* [BRIEF]:
Pull every line holding the word "Fiscal" from the data below and copy it.

Dataset rows describing interfaces:
-------

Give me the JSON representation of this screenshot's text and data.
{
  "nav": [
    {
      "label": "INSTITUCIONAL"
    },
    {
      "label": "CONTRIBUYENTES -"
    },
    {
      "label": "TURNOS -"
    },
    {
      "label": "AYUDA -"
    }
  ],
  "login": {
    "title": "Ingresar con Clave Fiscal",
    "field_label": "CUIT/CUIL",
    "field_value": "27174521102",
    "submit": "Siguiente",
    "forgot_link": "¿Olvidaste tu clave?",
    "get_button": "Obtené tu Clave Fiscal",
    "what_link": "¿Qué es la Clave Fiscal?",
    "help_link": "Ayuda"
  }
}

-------

* [ANSWER TO THE PROBLEM]:
    "title": "Ingresar con Clave Fiscal",
    "get_button": "Obtené tu Clave Fiscal",
    "what_link": "¿Qué es la Clave Fiscal?",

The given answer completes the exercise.